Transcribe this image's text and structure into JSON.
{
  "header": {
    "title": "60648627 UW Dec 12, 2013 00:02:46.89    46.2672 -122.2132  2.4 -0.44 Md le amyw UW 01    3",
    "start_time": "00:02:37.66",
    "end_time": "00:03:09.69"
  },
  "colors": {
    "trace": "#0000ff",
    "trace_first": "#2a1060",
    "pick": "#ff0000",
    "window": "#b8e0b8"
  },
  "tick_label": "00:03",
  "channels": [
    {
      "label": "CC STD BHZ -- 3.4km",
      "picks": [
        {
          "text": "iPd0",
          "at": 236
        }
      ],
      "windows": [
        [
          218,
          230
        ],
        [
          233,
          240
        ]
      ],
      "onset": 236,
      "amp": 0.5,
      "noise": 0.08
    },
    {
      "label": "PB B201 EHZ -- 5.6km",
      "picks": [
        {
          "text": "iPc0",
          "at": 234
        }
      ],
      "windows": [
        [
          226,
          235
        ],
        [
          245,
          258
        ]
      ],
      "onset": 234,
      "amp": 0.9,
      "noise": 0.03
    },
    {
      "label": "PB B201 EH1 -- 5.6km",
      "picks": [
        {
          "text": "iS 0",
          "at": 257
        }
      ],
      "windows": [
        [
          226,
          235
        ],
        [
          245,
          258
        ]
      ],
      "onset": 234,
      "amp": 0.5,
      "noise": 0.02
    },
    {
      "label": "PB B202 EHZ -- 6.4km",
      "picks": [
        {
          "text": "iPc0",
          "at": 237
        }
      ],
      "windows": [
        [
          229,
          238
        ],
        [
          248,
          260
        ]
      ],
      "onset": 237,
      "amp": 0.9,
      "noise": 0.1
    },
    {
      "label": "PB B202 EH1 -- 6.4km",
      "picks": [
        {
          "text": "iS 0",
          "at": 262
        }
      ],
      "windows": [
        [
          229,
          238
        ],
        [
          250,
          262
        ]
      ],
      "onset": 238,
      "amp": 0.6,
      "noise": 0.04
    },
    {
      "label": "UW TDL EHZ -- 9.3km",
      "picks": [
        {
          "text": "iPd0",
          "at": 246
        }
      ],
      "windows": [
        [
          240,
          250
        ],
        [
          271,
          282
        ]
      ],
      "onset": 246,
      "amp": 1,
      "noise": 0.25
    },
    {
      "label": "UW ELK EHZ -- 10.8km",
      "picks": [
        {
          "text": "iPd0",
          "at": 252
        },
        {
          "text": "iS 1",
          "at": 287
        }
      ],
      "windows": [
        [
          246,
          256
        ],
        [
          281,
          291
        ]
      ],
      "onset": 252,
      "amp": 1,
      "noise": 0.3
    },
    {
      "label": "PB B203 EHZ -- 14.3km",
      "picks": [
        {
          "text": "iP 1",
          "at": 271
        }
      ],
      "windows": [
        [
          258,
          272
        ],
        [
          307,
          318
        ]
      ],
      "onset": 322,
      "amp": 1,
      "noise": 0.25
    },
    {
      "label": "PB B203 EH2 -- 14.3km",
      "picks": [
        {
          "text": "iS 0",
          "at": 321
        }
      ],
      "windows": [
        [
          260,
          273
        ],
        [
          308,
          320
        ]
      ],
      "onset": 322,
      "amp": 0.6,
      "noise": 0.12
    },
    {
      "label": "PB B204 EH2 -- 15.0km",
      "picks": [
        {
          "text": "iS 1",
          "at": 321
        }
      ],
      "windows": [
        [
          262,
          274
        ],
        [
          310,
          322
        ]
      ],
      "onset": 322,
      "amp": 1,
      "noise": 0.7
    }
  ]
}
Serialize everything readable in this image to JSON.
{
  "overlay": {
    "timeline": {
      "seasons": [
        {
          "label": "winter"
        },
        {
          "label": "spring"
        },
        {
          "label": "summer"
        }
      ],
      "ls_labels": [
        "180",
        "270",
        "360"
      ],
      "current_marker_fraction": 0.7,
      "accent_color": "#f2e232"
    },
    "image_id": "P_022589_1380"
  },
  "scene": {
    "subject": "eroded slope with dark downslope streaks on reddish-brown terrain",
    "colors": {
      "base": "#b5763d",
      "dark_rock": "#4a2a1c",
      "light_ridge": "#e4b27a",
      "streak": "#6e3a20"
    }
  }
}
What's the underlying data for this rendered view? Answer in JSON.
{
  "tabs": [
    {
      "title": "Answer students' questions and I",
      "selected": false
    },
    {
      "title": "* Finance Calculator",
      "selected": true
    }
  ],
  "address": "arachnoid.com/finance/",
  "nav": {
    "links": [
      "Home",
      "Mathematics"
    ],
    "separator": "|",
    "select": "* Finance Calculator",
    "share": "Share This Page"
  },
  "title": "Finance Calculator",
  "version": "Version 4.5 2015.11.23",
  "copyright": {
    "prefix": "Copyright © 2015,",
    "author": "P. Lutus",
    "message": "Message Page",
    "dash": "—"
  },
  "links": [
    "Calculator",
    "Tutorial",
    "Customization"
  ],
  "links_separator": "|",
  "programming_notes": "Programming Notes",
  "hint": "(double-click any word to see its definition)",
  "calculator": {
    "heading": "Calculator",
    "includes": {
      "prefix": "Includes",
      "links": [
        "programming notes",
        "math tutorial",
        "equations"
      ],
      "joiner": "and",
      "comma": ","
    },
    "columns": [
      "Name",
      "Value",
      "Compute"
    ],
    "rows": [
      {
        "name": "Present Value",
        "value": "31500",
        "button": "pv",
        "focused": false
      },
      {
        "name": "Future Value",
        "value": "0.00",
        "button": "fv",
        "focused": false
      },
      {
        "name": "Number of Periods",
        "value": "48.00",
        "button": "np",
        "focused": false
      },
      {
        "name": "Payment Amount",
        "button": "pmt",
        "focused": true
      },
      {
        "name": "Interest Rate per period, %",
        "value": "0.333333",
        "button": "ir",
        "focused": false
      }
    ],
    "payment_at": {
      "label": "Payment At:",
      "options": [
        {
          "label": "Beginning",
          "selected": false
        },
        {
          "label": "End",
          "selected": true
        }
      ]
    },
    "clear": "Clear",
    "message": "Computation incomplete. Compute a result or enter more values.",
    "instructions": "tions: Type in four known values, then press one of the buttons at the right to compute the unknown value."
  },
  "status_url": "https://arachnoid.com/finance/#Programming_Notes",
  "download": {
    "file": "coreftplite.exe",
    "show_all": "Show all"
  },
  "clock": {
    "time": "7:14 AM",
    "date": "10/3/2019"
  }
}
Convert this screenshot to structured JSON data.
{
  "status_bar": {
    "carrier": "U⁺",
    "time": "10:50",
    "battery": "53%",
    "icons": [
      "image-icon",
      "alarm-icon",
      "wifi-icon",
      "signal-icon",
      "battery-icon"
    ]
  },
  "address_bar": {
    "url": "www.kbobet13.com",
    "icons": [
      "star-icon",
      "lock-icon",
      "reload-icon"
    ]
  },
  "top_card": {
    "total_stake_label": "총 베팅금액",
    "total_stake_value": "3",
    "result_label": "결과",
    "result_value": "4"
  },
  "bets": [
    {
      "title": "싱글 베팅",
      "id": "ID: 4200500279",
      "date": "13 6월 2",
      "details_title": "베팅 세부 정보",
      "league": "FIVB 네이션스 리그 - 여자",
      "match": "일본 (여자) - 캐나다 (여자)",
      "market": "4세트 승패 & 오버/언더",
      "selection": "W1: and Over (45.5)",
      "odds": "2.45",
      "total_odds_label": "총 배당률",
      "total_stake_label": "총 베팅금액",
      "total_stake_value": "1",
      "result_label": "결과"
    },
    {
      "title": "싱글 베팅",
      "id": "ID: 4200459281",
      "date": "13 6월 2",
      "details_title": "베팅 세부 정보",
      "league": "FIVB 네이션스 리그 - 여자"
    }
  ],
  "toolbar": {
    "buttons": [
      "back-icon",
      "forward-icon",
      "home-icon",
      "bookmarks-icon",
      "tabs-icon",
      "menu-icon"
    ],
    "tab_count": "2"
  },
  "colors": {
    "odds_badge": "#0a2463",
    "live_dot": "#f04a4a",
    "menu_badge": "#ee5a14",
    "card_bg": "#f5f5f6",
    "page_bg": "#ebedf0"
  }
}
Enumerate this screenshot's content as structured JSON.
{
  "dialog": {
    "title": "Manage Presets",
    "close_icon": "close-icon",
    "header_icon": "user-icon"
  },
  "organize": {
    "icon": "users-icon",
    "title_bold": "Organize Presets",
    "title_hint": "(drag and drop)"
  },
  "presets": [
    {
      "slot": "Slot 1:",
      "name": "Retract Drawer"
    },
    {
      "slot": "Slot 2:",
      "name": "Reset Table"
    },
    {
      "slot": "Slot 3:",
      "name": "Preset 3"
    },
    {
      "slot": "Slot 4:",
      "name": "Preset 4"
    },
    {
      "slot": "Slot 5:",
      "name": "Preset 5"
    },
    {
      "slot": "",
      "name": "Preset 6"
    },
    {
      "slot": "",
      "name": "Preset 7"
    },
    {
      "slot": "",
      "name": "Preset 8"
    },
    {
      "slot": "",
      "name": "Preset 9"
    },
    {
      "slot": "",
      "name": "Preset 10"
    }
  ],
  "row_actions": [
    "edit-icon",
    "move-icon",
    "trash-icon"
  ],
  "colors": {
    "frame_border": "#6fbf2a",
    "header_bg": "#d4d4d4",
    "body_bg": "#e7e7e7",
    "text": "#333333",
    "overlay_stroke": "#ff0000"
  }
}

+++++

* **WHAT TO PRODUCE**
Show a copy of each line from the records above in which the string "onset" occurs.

* **EXERCISE RESPONSE**
      "onset": 236,
      "onset": 234,
      "onset": 234,
      "onset": 237,
      "onset": 238,
      "onset": 246,
      "onset": 252,
      "onset": 322,
      "onset": 322,
      "onset": 322,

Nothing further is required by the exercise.